Jul 05, 2000
Developed in light of “Charitable Choice,” the following guidelines reflect an effort by some religious groups to regulate their dealings with government funding agencies. Religious organizations that wish to comment on the draft should contact Amy Sherman at <ShermanA[at]Cstone.net>.
When Pastor Gertraud Knoll rose to speak to the crowd in front of the Vienna Opera House last February, she knew her remarks could be hazardous to her career. A few weeks before, a coalition government had been formed that included Austria’s far-right Freedom Party, which pandered to voters’ xenophobia with such slogans as “Put a stop to too many foreigners” and “Stop asylum abuse.” Knoll, superintendent of the Lutheran Church in the eastern province of Burgenland, addressed the quarter-million people who gathered to protest against the Freedom Party’s role in the government.
When many ministers’ primary role shifted from being pulpit preacher to being institutional CEO, clergy found themselves wondering, “When did my study become an office?” Today, as congregations consider tapping government funds to provide social services once provided by secular agencies, another question may be arising: “When did our ministry become a program?”
At first the editors of the Century, like most others who viewed the situation from afar, failed to appreciate the threat posed by the rise of the Nazi party in Germany.

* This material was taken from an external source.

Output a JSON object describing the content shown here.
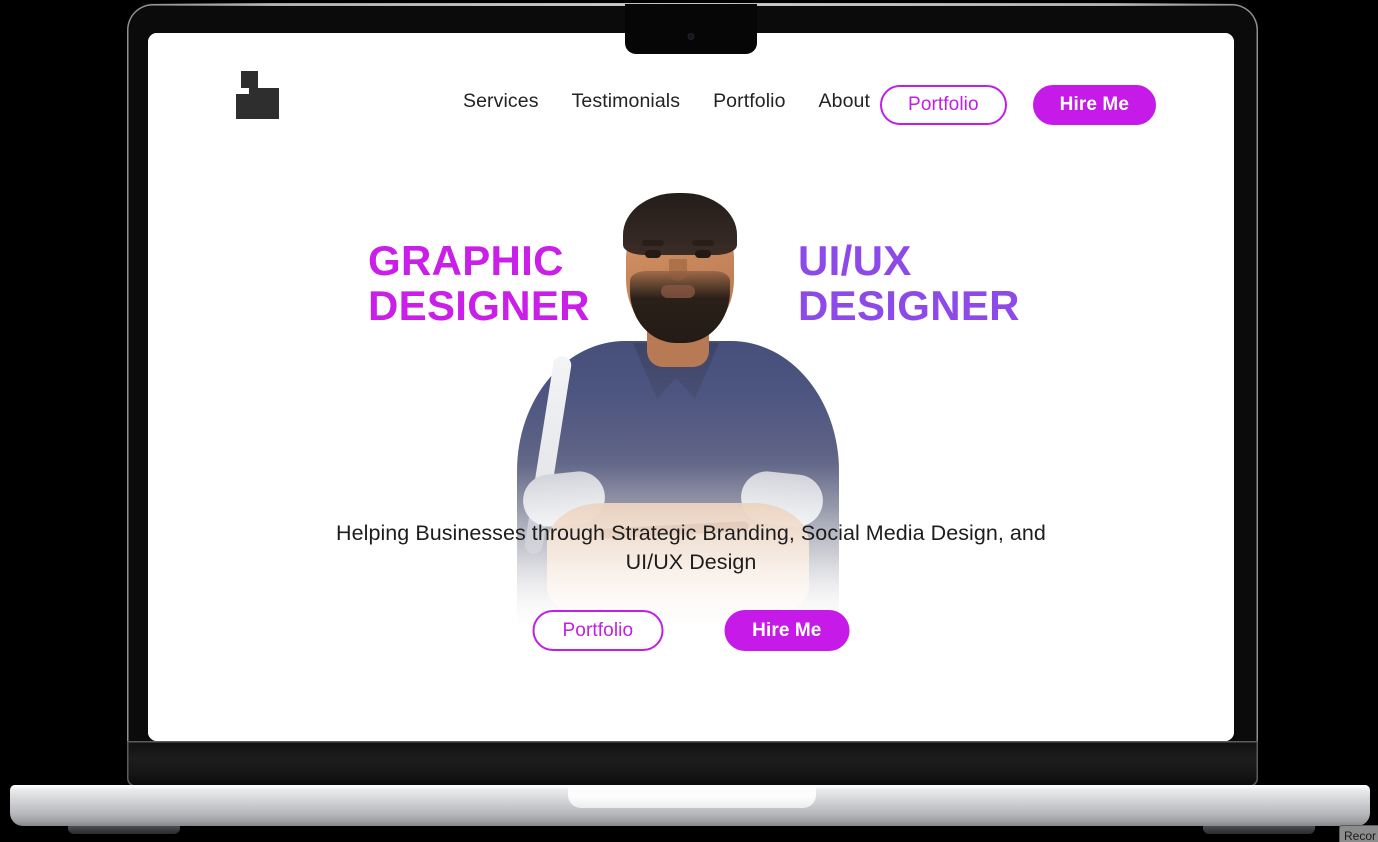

By May 1933, a few months after Hitler assumed the position of chancellor, editorials began to take the rise of fascism more seriously. But in Hitler’s early years, editors used German activities to drive home the point that the punitive treaty of Versailles had been an absolute failure. “We who defeated Germany,” one editorial stated boldly, “helped to make Hitler” (May 10, 1933).
In 1998 Sue Hill, an administrator with the Department of Human Services in Peoria, Illinois, was trying to help find jobs for several adults whose families were on welfare. Under the new welfare laws, the families would lose their cash benefits (called Temporary Assistance to Needy Families, or TANF) if the heads of the households didn’t find work soon. The department was not able to give these families the time-intensive support and attention they needed. So Hill decided to turn to the town’s faith community.
The principal of the Catholic high school was taken aback by the phone call. It came from an inmate in a nearby prison. He was known to be wealthy, but had been incarcerated for having acquired some of his wealth by fraudulent means. Now the man was offering to make a significant donation to the school.